Another helpful strategy is to learn to be a “good parent” to yourself! This mindset can help you keep a focus on basic needs, because after all you would not let an actual child go out the door without breakfast each morning…. Also, it reminds you to maintain a loving, compassionate attitude toward yourself, which is necessary for changing any compulsive behavior. Although many people try to control their eating through rigid rules or punishing self-talk, these approaches usually backfire. Emotional eating is often related to feelings of shame and inadequacy, which only get worse if you beat yourself up. It can also be a means of “swallowing your anger”, which might have nowhere else to go. So to respond by attacking yourself with negative messages is another way of internalizing anger that really needs to be (safely) channeled somewhere else.

As you get more in touch with your physical and emotional needs, you will become better able to discern when you are really hungry vs. just wanting food to soothe yourself. Try keeping a log for one week, recording everything you eat and what you are feeling just before. Notice whether patterns emerge in terms of how much you eat and what choices you make, in relation to what is going on emotionally. Think about alternative ways to deal with feelings that trigger overeating, such as calling a friend when you’re lonely or picking up a good book when you’re bored. Also, notice activities and situations that trigger unhealthy eating; you can become “conditioned” to want potato chips while watching TV, or to unthinkingly stuff yourself at holiday gatherings.

Ironically, sometimes the solution actually involves eating more! As in…disciplining yourself to eat “real food” (a piece of fruit, a handful of nuts, yogurt, an entire meal if you’ve skipped one) before having any particular sweet or snack. Then, if you still decide to have the treat, let yourself enjoy it. You can also try a rating system: on a scale of 1-10, how much do you want a given food item?

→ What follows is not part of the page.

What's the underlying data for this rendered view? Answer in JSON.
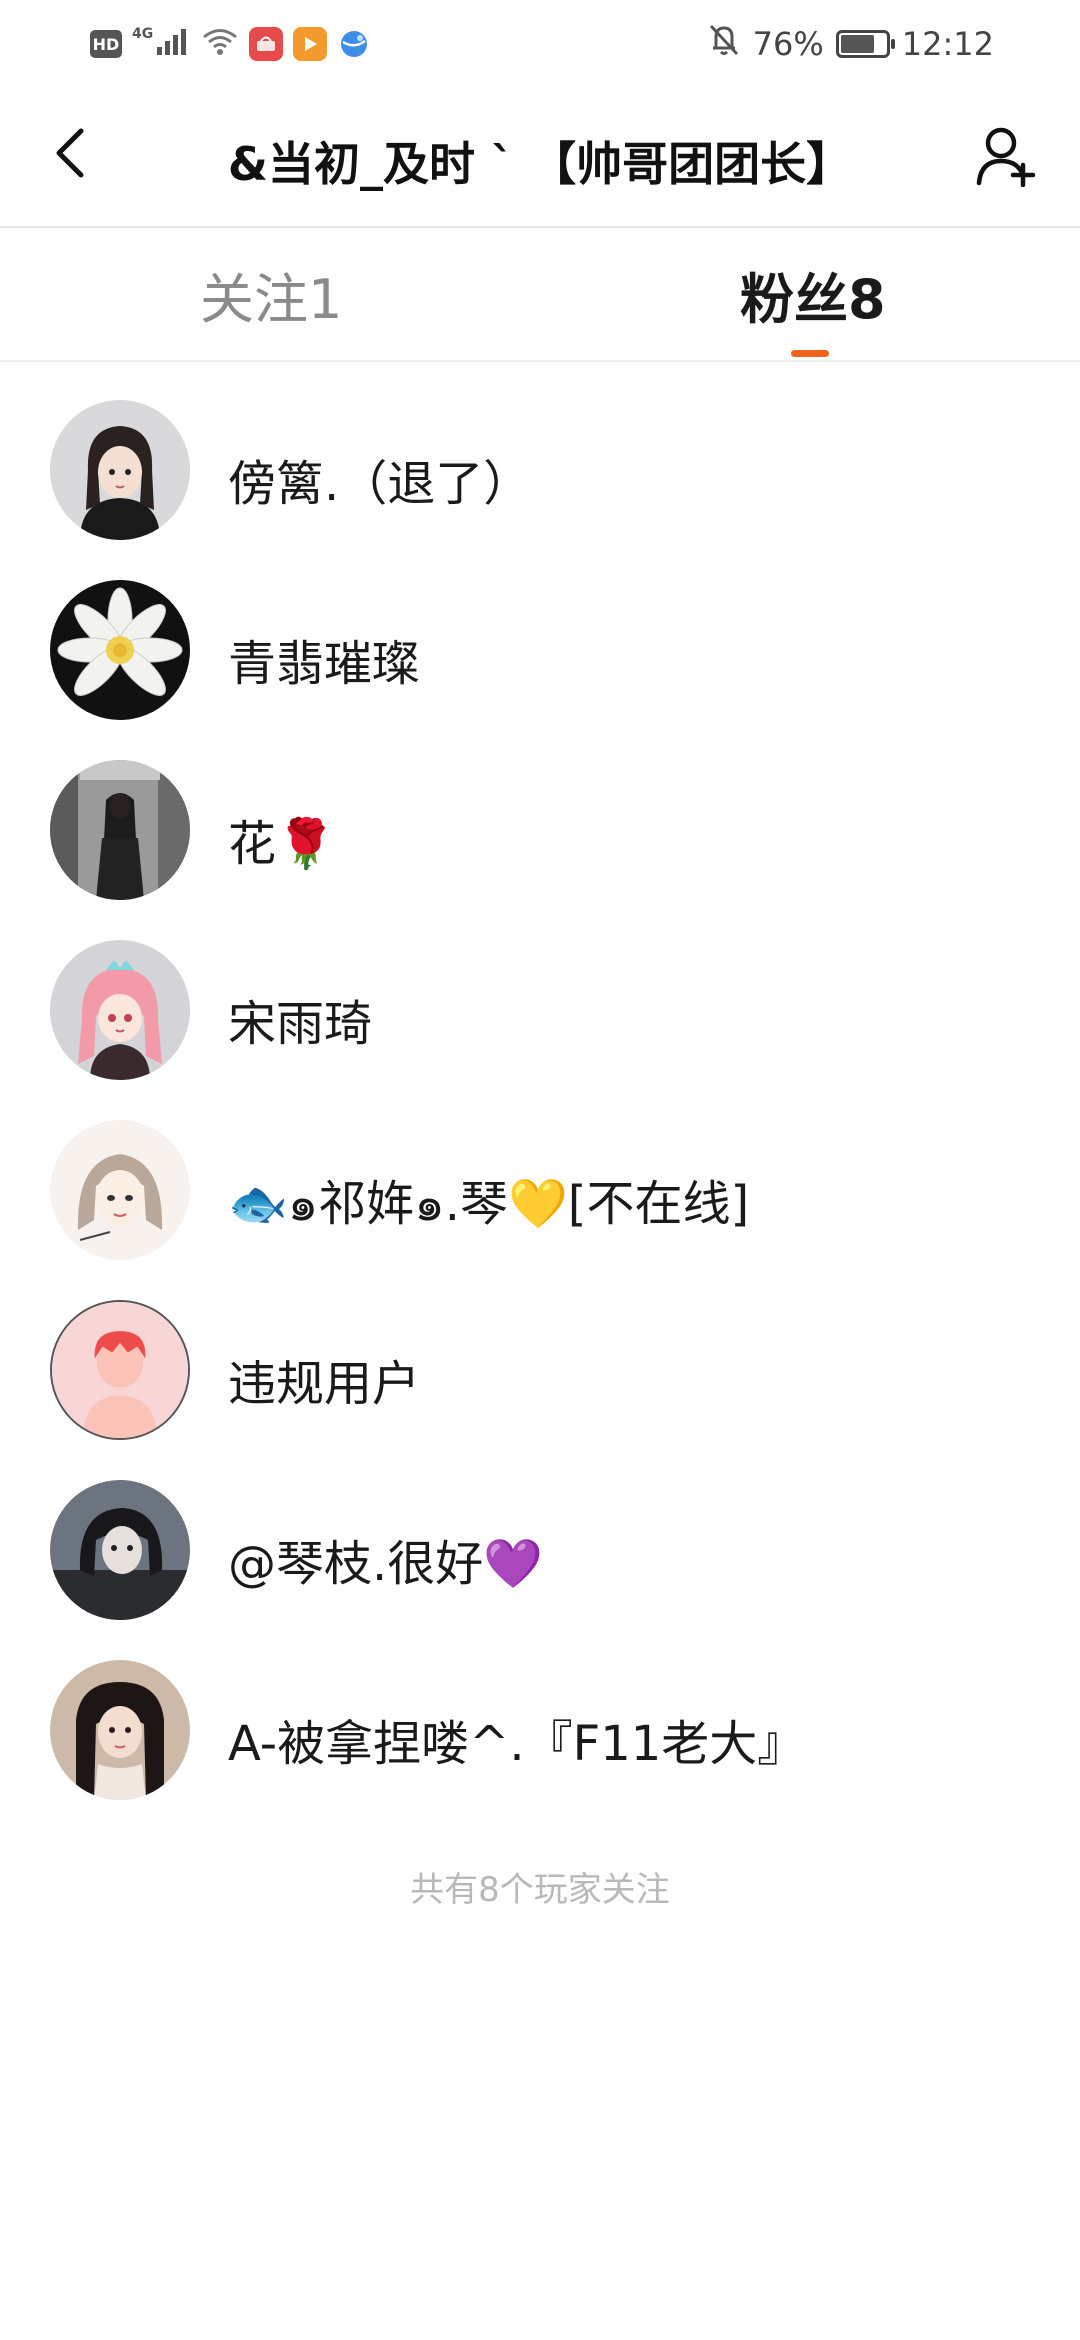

If it is over six, go right ahead; if less, see whether you can delay the impulse and maybe it will fade.

Another strategy is to hold out for better junk. Swear off the vending machines, and when you want candy, take time to visit an actual store where you’ll have a better selection and probably pay less. (You might even see something healthier to eat, and realize this would taste even better than candy.) Stop eating packaged cookies and instead make them yourself, so you can have better control over the ingredients (i.e., recipes that use canola oil instead of butter, or call for relatively less sugar, or include nutritional ingredients like oatmeal or dried fruit). Become more conscious of when you’re just eating certain foods because they are “there”, e.g., doughnuts that people bring for your office. If you plan ahead, you can make sure to have something healthier and more satisfying to eat for a mid-morning snack. Or, maybe you’ll decide you would enjoy a bagel just as much as a doughnut – and that you’re worth the extra bit of trouble it takes to go get one!

Finally, pay attention to how you feel after overeating or indulging in junk food. But don’t just get mired in guilt and remorse. Instead, make a mental note of how unpleasant it is to feel too full, queasy from fried food, or wired with too much sugar – and refer back to it the next time you contemplate eating the same way. If you find that certain items always make you feel bad, consider cutting them out entirely and finding appropriate substitutes, e.g., fruit juice or iced tea rather than soda, submarine sandwiches rather than fast food burgers. Gaining more control over your food choices and the quantities you eat, will be self-reinforcing. Don’t focus too much on outcomes, such as losing a certain amount of weight. Just feel good about “doing the best you can” in developing a healthier diet and a friendlier relationship with food.